Benthall Hall, | nr. Broseley.

25th. Feby 63.

Dear Sir.

I beg to thank you for your note of the 23rd. the contents of which will I know gratify the committee of our field club1

I have much pleasure in sending you a curious form of Lilium candidum in which the buds instead of being developed as perfect flowers have expanded into a spike of leaves in color & texture resembling the perianth but in arrangement & form more like the stem leaves2

I fear I have nothing more either of facts or specimens in this way that would be new to you but will in future be on the look out. With regard to the direct deposition of coal it has often occurred to me as being rather singular that the fire clays & shales intervening between the seams of coal are as full of organic impressions as the coal itself & yet unaccompanied by carbonaceous matter3   I cannot help fancying that there must have been aggregation into seams after deposition similar to the aggregation of carbonate of Iron into thin strata & nodules—

yesterday evening I had the pleasure of being introduced to your friend Mr. Crotch who lectured at Bridgnorth on the “mutual relation of species” as a sort of popular exposition of the heads of the subjects treated of in your origin of species—4

Believe me to remain Dr Sir | yours very truly | George Maw

Charles Darwin Esq


CD’s letter has not been found. Apparently, CD responded favourably to the invitation to become a honorary member of the Severn Valley Naturalists’ Field Club (see letter from George Maw, 19 February 1863).
CD had evidently asked Maw if he could supply examples of bud-variation (see letter to George Maw, 28 February [1863] and n. 2.) CD had solicited examples of bud-variations from several of his correspondents, including John Scott, Thomas Rivers, Hugh Falconer, and George Henry Kendrick Thwaites (see Correspondence vols. 9 and 10, and this volume, letter to Asa Gray, 2 January [1863], letter to Thomas Rivers, 1 February [1863], and letter to John Scott, 16 February [1863]). CD had recently completed a draft of chapter 11 for Variation, ‘On bud-variation, and on certain anomalous modes of reproduction and variation’ (see ‘Journal’ (Correspondence vol. 11, Appendix II)).
Maw refers to the entomologist William Duppa Crotch. Bridgnorth is a town in Shropshire, south of Shrewsbury. See also letter to George Maw, 28 February [1863].

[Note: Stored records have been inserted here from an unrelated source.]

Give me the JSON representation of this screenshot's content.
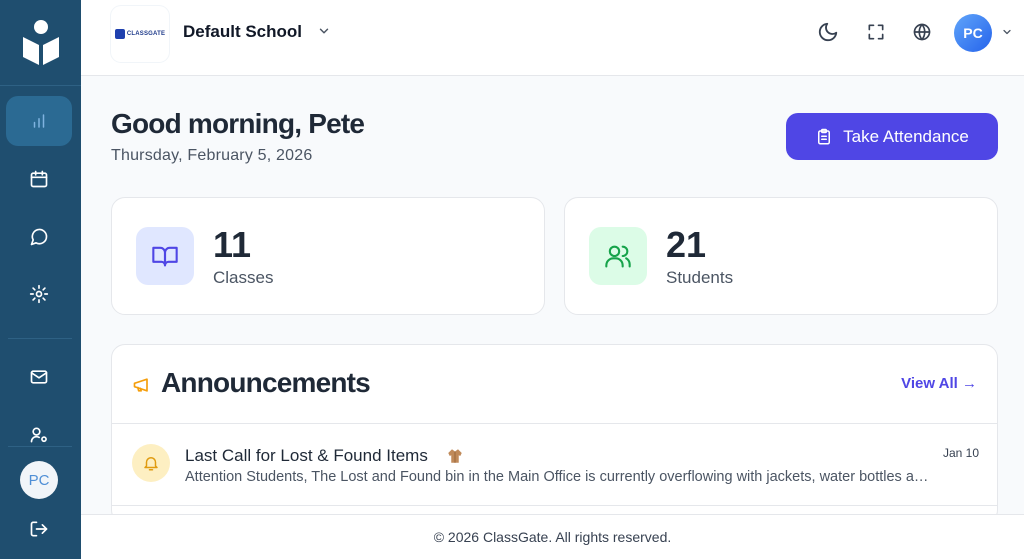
{
  "sidebar": {
    "items": [
      {
        "icon": "bar-chart-icon",
        "active": true
      },
      {
        "icon": "calendar-icon"
      },
      {
        "icon": "message-icon"
      },
      {
        "icon": "gear-icon"
      },
      {
        "icon": "mail-icon"
      },
      {
        "icon": "user-settings-icon"
      }
    ],
    "avatar_initials": "PC",
    "logout_icon": "logout-icon"
  },
  "header": {
    "school_logo_text": "CLASSGATE",
    "school_name": "Default School",
    "avatar_initials": "PC"
  },
  "main": {
    "greeting": "Good morning, Pete",
    "date": "Thursday, February 5, 2026",
    "attendance_button": "Take Attendance",
    "stats": [
      {
        "value": "11",
        "label": "Classes"
      },
      {
        "value": "21",
        "label": "Students"
      }
    ]
  },
  "announcements": {
    "title": "Announcements",
    "view_all": "View All →",
    "items": [
      {
        "title": "Last Call for Lost & Found Items",
        "description": "Attention Students, The Lost and Found bin in the Main Office is currently overflowing with jackets, water bottles and more",
        "date": "Jan 10"
      }
    ]
  },
  "footer": {
    "text": "© 2026 ClassGate. All rights reserved."
  },
  "colors": {
    "sidebar": "#1f4e6f",
    "accent": "#4f46e5",
    "classes_icon_bg": "#e0e7ff",
    "students_icon_bg": "#dcfce7"
  }
}
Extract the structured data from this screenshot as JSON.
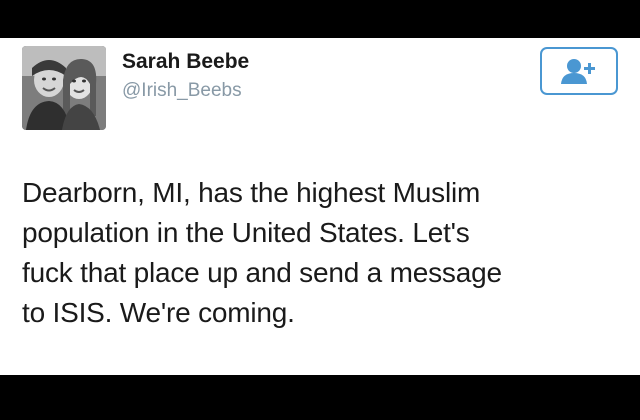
{
  "tweet": {
    "author": {
      "display_name": "Sarah Beebe",
      "handle": "@Irish_Beebs",
      "avatar_icon": "profile-photo"
    },
    "follow_button": {
      "icon": "follow-person-plus-icon",
      "color": "#4a97d2"
    },
    "text_lines": [
      "Dearborn, MI, has the highest Muslim",
      "population in the United States. Let's",
      "fuck that place up and send a message",
      "to ISIS. We're coming."
    ]
  },
  "colors": {
    "background": "#000000",
    "card": "#ffffff",
    "handle": "#8899a6",
    "accent": "#4a97d2",
    "text": "#1a1a1a"
  }
}
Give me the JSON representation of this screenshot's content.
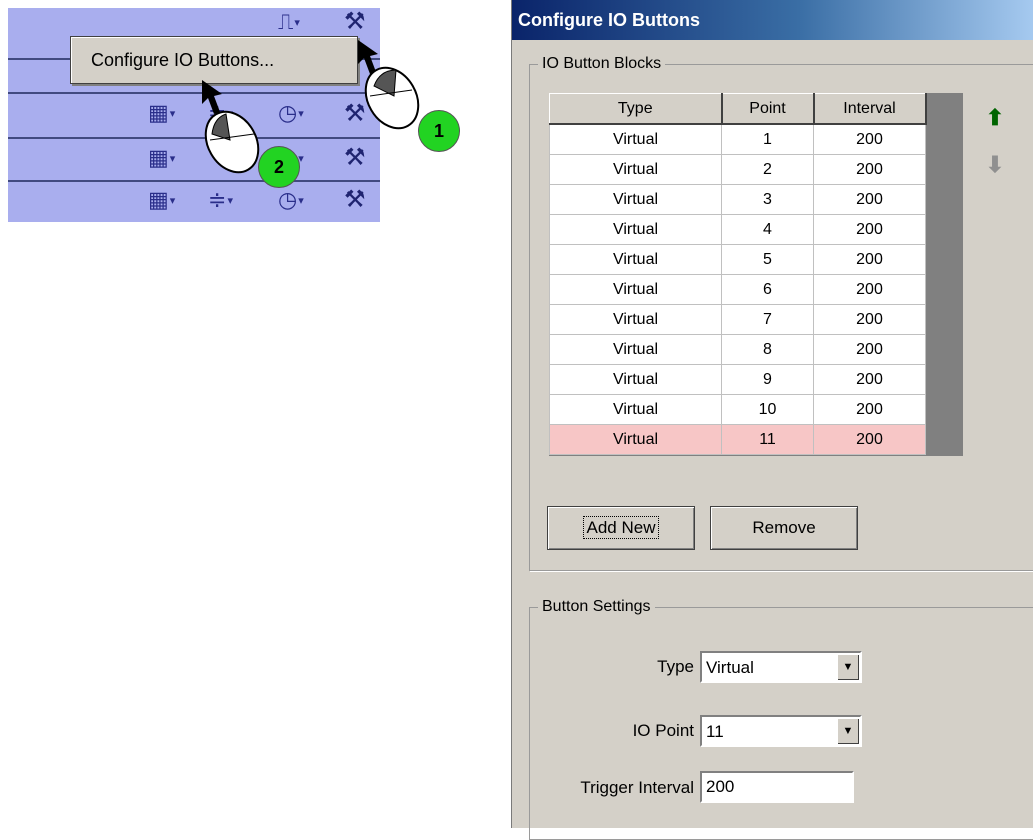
{
  "context_menu": {
    "item_label": "Configure IO Buttons..."
  },
  "callouts": {
    "step1": "1",
    "step2": "2"
  },
  "dialog": {
    "title": "Configure IO Buttons",
    "blocks_group_label": "IO Button Blocks",
    "table": {
      "columns": [
        "Type",
        "Point",
        "Interval"
      ],
      "rows": [
        [
          "Virtual",
          "1",
          "200"
        ],
        [
          "Virtual",
          "2",
          "200"
        ],
        [
          "Virtual",
          "3",
          "200"
        ],
        [
          "Virtual",
          "4",
          "200"
        ],
        [
          "Virtual",
          "5",
          "200"
        ],
        [
          "Virtual",
          "6",
          "200"
        ],
        [
          "Virtual",
          "7",
          "200"
        ],
        [
          "Virtual",
          "8",
          "200"
        ],
        [
          "Virtual",
          "9",
          "200"
        ],
        [
          "Virtual",
          "10",
          "200"
        ],
        [
          "Virtual",
          "11",
          "200"
        ]
      ],
      "selected_row_index": 10
    },
    "add_new_label": "Add New",
    "remove_label": "Remove",
    "settings_group_label": "Button Settings",
    "type_label": "Type",
    "type_value": "Virtual",
    "io_point_label": "IO Point",
    "io_point_value": "11",
    "trigger_interval_label": "Trigger Interval",
    "trigger_interval_value": "200"
  },
  "colors": {
    "selected_row": "#f7c6c6",
    "title_bar": "#0a246a",
    "toolbar": "#a9aeee",
    "callout": "#22d322"
  }
}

Correspondence: The correspondence of Charles Darwin. Edited by Frederick Burkhardt et al. 29 vols to date. Cambridge: Cambridge University Press. 1985–.

Variation: The variation of animals and plants under domestication. By Charles Darwin. 2 vols. London: John Murray. 1868.


Discusses the deposition of coal and considers the possibility of coal aggregating into seams after deposition.

Letter details

Letter no.
George Maw
Charles Robert Darwin
Sent from
Benthall Hall
Source of text
DAR 171: 98
Physical description
ALS 4pp

Please cite as

Darwin Correspondence Project, “Letter no. 4012,” accessed on 29 March 2023,

Also published in The Correspondence of Charles Darwin, vol. 11